■ **Material shown**:
======

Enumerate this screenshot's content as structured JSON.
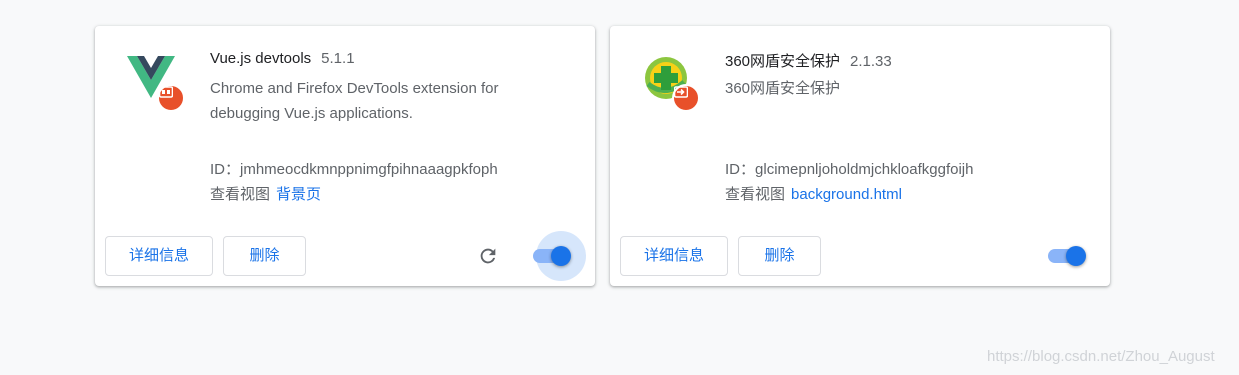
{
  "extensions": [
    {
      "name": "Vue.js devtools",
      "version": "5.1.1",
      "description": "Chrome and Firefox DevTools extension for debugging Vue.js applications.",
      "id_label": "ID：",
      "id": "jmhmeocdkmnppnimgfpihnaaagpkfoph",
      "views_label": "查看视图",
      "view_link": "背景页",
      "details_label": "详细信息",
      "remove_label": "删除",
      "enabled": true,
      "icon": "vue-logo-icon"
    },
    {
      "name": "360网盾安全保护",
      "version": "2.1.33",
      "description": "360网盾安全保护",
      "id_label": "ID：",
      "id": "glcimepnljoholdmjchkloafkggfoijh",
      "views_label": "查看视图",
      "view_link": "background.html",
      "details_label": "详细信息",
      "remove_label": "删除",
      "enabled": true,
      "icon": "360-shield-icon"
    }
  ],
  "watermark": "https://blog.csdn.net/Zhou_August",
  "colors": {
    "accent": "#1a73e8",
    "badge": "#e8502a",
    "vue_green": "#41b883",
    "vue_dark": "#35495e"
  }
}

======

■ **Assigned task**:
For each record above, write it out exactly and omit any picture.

■ **Exercise answer**:
Enumerate this screenshot's content as structured JSON.
{
  "extensions": [
    {
      "name": "Vue.js devtools",
      "version": "5.1.1",
      "description": "Chrome and Firefox DevTools extension for debugging Vue.js applications.",
      "id_label": "ID：",
      "id": "jmhmeocdkmnppnimgfpihnaaagpkfoph",
      "views_label": "查看视图",
      "view_link": "背景页",
      "details_label": "详细信息",
      "remove_label": "删除",
      "enabled": true,
      "icon": "vue-logo-icon"
    },
    {
      "name": "360网盾安全保护",
      "version": "2.1.33",
      "description": "360网盾安全保护",
      "id_label": "ID：",
      "id": "glcimepnljoholdmjchkloafkggfoijh",
      "views_label": "查看视图",
      "view_link": "background.html",
      "details_label": "详细信息",
      "remove_label": "删除",
      "enabled": true,
      "icon": "360-shield-icon"
    }
  ],
  "watermark": "https://blog.csdn.net/Zhou_August",
  "colors": {
    "accent": "#1a73e8",
    "badge": "#e8502a",
    "vue_green": "#41b883",
    "vue_dark": "#35495e"
  }
}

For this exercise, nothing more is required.